PRINCETON, NJ -- Early holiday sales reports have not been encouraging for the nation's retailers. Many companies have already been forced to significantly decrease prices while increasing their advertising and other promotions. Overall, consumers are seen as less than enthusiastic and as being highly price-conscious spenders this holiday season.
Gallup's latest poll (Dec. 5-8) results provide some support for the idea that consumer confidence is not as strong right now as it was a year ago. Still, consumers' holiday spending intentions have jumped up significantly, according to the most recent December Gallup survey, suggesting the possibility of a more robust holiday retail season than some may have anticipated.
Consumers Rate the Current Economy About the Same as a Year Ago
In December, 37% of consumers rate current economic conditions as "good" or "excellent" while 19% say they are "poor" -- a difference of +18 percentage points. This is up slightly from November ratings and virtually identical to those of a year ago when this difference was also +18 percentage points. There has been very little substantive change in the current economy ratings all year.
Consumers Are Less Optimistic About the Economic Direction Than a Year Ago
In December, more consumers say economic conditions are "getting better" (47%) than say they are "getting worse" (42%) -- a difference of +5 percentage points. This is about the same as in November when the difference was +6 percentage points, but much less favorable than this time last year when 60% of consumers said economic conditions were getting better and only 32% said they were getting worse -- a difference of +28 percentage points.

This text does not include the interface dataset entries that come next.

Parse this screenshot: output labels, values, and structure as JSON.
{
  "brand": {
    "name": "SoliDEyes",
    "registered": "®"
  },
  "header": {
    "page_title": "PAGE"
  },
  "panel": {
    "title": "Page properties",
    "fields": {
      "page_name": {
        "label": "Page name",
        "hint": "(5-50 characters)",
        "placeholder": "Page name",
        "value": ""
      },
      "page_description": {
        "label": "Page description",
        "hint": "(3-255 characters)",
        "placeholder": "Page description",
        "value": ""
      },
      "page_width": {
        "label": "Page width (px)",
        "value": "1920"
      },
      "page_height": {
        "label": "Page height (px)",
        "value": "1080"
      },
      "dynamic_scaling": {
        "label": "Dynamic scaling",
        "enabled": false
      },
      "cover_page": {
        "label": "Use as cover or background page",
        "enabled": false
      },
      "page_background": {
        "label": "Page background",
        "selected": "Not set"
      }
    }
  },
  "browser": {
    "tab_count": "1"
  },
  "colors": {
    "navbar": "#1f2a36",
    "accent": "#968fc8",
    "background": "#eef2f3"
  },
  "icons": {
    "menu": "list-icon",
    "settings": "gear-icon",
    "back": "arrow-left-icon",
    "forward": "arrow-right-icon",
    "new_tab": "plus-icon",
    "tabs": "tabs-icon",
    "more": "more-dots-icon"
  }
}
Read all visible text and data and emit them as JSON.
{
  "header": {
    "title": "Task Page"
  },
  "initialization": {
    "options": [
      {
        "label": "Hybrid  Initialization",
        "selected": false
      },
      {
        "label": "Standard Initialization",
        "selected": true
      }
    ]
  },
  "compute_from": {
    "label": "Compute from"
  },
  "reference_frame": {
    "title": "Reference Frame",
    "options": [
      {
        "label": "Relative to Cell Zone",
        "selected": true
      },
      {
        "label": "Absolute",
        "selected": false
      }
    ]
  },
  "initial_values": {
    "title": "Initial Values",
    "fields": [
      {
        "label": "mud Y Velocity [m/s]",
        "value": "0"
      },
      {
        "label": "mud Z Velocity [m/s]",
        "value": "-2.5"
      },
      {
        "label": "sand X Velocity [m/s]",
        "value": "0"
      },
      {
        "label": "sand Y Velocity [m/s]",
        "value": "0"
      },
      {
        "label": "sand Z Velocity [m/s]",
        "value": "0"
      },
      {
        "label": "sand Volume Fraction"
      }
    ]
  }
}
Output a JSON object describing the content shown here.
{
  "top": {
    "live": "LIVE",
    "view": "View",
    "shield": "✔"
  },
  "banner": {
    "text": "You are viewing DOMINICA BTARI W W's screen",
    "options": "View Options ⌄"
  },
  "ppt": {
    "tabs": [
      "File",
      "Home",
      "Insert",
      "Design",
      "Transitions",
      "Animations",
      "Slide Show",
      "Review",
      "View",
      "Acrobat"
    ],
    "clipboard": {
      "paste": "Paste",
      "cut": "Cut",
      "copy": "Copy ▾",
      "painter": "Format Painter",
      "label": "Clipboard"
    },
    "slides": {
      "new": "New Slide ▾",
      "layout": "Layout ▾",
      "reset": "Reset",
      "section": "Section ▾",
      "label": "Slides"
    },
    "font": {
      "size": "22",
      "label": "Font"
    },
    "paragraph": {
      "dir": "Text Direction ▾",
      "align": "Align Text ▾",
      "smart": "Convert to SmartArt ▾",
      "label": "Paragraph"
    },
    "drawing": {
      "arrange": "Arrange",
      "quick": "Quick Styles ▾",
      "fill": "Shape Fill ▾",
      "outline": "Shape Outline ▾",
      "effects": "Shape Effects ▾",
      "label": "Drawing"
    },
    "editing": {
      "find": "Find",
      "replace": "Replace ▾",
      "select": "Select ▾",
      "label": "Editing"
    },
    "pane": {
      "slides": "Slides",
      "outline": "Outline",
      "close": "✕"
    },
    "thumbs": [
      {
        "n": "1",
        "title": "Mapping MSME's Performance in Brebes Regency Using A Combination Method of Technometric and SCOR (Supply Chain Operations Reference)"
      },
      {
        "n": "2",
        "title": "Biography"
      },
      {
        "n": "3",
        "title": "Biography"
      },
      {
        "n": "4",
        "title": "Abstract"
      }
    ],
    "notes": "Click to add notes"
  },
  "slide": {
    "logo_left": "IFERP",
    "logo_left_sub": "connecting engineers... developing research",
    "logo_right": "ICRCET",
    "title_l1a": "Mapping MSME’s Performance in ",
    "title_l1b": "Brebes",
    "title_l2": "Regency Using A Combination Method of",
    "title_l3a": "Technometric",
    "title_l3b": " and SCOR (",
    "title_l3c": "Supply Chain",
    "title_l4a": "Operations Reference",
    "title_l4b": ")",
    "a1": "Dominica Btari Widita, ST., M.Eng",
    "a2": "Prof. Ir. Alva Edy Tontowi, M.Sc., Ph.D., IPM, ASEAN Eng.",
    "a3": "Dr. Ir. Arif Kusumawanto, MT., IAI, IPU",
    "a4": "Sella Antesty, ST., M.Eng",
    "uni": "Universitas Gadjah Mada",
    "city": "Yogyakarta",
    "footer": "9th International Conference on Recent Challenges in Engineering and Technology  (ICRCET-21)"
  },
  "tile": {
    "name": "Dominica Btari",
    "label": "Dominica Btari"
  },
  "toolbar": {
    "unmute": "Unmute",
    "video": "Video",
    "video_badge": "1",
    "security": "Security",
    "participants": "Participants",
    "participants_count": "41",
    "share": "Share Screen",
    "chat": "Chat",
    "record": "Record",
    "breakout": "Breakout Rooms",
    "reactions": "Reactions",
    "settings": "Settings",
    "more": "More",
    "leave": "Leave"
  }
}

This means consumers were significantly more optimistic about the future prospects for the U.S. economy a year ago than they are this holiday season. This optimism was short-lived, however; at several points this year Americans have been economically pessimistic -- including as recently as October, when only 39% said economic conditions were getting better and 50% said they were getting worse.
Consumers Plan to Spend More on Christmas Gifts This Year
Gallup asked consumers in both November and December to tell us roughly how much they thought they would personally spend on Christmas gifts this year. There has been a significant increase in the resulting average amount over the last month. In November, Americans said they would be spending an average of $730. Now, in the Dec. 5-8 poll, the average amount has jumped to $862, a substantial increase. Although Americans' estimates tend to get larger as Christmas approaches, this is a bigger increase than seen in previous years, and suggests at least the possibility for a recovery in spending in the last weeks before Christmas.
But, Fewer Consumers Plan to Increase Their Christmas Spending This Year
Despite the significant increase in projected spending, there has been little change in Americans' views of whether or not the spending will be more than last year. Sixteen percent of consumers say they will increase their Christmas spending this year while 23% say they will decrease it -- a difference of -7 percentage points. Last December, 19% of consumers said they intended to spend more on Christmas gifts and 21% said less -- a difference of -2 percentage points.
The significance of the disparity between the dollar amounts given by Americans and the perception that it will be more or less than last year is unknown. Analysis of changes in anticipated spending within category between November and December this year does show that the largest increase comes in the high-end group planning on spending $1,000 or more. This suggests that while most Americans continue to rein in spending, the upscale retail market may be robust.
Consumers Plan to Do Their Christmas Spending in Many Ways
Seventy-seven percent of consumers say they are "somewhat likely" or "very likely" to do their Christmas shopping at department stores this year while nearly as many (72%) say they will use discount stores and 55% say they will use specialty stores. Three in 10 consumers plan to use the Internet and just about the same percentage (28%) intend to use mail order catalogs. Interestingly, the number of consumers saying they will use the Internet for their holiday shopping this year is essentially the same as it was in 2002 (29%), although it remains much higher than in the late 1990s. Anticipated shopping at department stores and specialty stores is down slightly from previous years.
Will Falling Gas Prices Increase Holiday Spending?
Oil prices have tumbled during recent weeks and gas prices have followed suit. This is much-needed good news for the nation's retailers, particularly those who serve middle- and lower-income households. A decline in gas prices acts much like a tax cut giving consumers more disposable income to spend.
Combine declining gas prices with an aggressive price discounting effort on the part of many retailers, and it may just be possible that there'll be a last-minute holiday spending spree over the next couple of weeks. Of course, if that is not the case, then it will be hard for this holiday season to produce even the 4% to 5% sales increase that everyone seems to be looking for this year.
These results are based on telephone interviews with a randomly selected national sample of 1,003 adults, aged 18 and older, conducted Dec. 5-8, 2004. For results based on this sample, one can say with 95% confidence that the maximum error attributable to sampling and other random effects is ±3 percentage points. In addition to sampling error, question wording and practical difficulties in conducting surveys can introduce error or bias into the findings of public opinion polls.